Knowledge is power!
You may hear people say younger drivers are better than older ones, but that’s not necessarily the case. This USA Today article shares some pretty interesting statistics from the National Highway Traffic Safety Administration and the Insurance Institute for Highway Safety that indicate the safest drivers are those aged 64 to 69 — which clearly contradicts the idea younger drivers are safer on the road.
Or you may hear people say when you reach a certain age, you should stop driving. Well, as HelpGuide.org points out, everyone ages differently, and there is “no arbitrary cutoff” as to when you should stop driving. The reality is increasing numbers of people drive regularly well into their 70s — and beyond. In 1990, according to the U.S. Department of Transportation’s Federal Highway Administration, only 66 percent of Americans aged 70 or older maintained their driver’s licenses. That increased to 74 percent by 2000, and 84 percent by 2009.
Finally, you may hear people cite accident statistics for aging drivers. In that case, you could refer them to an article by the Insurance Institute for Highway Safety that indicates a combination of safer vehicles and healthier older adults has led to steadily decreasing accident rates for aging drivers.
These studies help point to the conclusion that aging does not automatically mean your driving days should end. Just like any other decision in life, it needs to be made based on your individual health situation and your personal circumstances, not simply on your age. Plus, there are strategies that can help you keep driving safely. Here are some of them.
Helpguide.org offers tips to help keep you in the best driving shape possible. These include:
- Getting your annual eye exam
- Keeping the windshield, mirrors, and headlights clean on your car
- Turning up the brightness on the dashboard’s instrument panel
- Getting an annual hearing exam

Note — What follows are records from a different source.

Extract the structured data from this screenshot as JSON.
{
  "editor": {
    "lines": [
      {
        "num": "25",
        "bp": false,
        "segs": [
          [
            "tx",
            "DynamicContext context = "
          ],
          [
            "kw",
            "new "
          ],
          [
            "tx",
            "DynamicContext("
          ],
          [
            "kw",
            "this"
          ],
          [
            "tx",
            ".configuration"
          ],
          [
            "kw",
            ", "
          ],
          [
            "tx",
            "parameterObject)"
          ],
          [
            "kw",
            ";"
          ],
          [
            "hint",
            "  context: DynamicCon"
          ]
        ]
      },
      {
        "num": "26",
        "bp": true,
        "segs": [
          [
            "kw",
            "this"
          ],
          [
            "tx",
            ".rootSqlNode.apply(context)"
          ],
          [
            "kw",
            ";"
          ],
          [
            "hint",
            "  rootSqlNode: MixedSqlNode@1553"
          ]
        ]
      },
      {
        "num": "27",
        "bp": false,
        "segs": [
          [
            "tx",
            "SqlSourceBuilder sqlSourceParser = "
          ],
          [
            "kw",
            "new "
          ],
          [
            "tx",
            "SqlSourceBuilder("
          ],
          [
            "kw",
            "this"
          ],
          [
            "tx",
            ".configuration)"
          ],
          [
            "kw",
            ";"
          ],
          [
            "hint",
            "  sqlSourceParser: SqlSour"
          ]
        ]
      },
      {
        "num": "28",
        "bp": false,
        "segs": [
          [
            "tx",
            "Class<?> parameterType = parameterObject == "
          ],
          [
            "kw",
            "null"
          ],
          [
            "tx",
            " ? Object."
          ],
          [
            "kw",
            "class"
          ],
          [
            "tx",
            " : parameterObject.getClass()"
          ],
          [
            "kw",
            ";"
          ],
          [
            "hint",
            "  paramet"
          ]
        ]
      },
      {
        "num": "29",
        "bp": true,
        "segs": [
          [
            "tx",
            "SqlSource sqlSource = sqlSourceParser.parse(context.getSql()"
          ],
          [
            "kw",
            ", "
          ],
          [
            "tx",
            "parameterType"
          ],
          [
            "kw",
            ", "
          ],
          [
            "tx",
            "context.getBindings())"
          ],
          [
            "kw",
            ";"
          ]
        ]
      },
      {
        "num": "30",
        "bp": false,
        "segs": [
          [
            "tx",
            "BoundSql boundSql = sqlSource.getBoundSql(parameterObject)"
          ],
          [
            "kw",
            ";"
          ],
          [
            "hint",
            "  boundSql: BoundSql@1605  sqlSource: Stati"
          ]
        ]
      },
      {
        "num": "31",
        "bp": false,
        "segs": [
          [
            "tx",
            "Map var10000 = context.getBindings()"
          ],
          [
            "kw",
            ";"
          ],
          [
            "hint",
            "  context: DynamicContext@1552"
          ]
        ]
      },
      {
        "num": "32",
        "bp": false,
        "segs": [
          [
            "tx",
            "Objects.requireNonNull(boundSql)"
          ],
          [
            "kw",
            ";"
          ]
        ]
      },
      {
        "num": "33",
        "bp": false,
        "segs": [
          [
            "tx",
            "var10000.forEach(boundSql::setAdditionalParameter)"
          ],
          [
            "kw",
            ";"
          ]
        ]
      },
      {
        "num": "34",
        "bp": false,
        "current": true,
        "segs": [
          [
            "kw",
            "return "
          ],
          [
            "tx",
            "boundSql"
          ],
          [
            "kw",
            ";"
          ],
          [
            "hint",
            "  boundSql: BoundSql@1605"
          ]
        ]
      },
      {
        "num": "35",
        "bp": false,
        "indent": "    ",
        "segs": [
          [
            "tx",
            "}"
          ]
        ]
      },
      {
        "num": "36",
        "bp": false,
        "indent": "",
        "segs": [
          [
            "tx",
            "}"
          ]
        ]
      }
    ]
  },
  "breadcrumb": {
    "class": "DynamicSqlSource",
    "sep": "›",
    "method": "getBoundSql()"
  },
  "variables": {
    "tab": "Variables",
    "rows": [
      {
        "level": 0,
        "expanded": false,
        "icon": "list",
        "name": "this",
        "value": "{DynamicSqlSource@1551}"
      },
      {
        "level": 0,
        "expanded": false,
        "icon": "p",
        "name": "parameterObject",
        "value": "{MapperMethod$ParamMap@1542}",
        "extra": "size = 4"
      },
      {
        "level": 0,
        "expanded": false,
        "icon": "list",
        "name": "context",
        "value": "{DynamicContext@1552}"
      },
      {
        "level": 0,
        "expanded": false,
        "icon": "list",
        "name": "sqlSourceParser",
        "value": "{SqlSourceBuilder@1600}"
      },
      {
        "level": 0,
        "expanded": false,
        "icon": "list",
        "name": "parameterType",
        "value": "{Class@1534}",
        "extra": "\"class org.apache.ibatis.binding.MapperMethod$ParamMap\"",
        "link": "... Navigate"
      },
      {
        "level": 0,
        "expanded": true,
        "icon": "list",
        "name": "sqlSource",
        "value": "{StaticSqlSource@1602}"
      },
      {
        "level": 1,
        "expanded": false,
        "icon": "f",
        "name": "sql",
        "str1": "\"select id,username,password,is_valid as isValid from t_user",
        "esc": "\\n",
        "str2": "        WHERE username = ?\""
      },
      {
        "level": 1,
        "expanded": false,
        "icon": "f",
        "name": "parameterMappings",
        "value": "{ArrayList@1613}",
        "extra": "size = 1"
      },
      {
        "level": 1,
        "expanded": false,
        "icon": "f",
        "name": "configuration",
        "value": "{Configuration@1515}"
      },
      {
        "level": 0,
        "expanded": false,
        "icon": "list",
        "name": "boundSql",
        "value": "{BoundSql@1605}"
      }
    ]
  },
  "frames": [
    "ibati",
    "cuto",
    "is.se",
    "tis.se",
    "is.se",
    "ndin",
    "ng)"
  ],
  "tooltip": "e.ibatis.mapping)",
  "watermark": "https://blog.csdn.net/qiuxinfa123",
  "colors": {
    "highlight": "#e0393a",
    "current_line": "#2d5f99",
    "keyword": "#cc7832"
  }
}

- Talking to your doctor about what else makes sense for you, in order to stay in good shape for driving, including management of chronic conditions
- Sleeping well
According to the Centers for Disease Control and Prevention, other tips include:
- Exercising regularly to boost strength and flexibility
- Working with your doctor to make sure side effects from your medicines aren’t impairing your ability to drive
- Driving during the daytime and in good weather
- Choosing routes with well-lit streets, left turn arrows at intersections and so forth
- Keeping a safe distance from the car in front of you
- Avoiding distractions, such as listening to a loud radio, talking on your cell phone, and eating while driving.
We also want to share a tip from the Mayo Clinic that could apply to drivers in just about any age demographic: Consider taking a driving refresher course! These courses are usually offered through a local community education program, and you might even earn a discount on your car insurance by taking this course.
Car Shopping Tips
Finally, if it’s time to shop for a new car, keep your needs in mind. Choose a model with a proven safety record (look at safercar.gov and iihs.org/ratings for information) and, as Car Shopping Tips for Older Drivers suggests, these particular features are typically useful:
- Dynamic stability control
- Anti-lock brakes
- Adjustable head restraints
- Side and dual-stage/threshold airbags
- Six-way adjustable power seats
- Low door thresholds
- Large rear windows
- Wide-angle mirrors to minimize blind spots
Be sure to read the entire article before shopping. It will be worth your time!
As long as you can still do so safely, there is no reason you should stop driving once you’ve reached a certain age. Advances in car technology as well as taking the above steps to ensure you have a safe vehicle and are in good health can help you remain safe on the road for years to come. Find more tips on finding the right car for your needs here.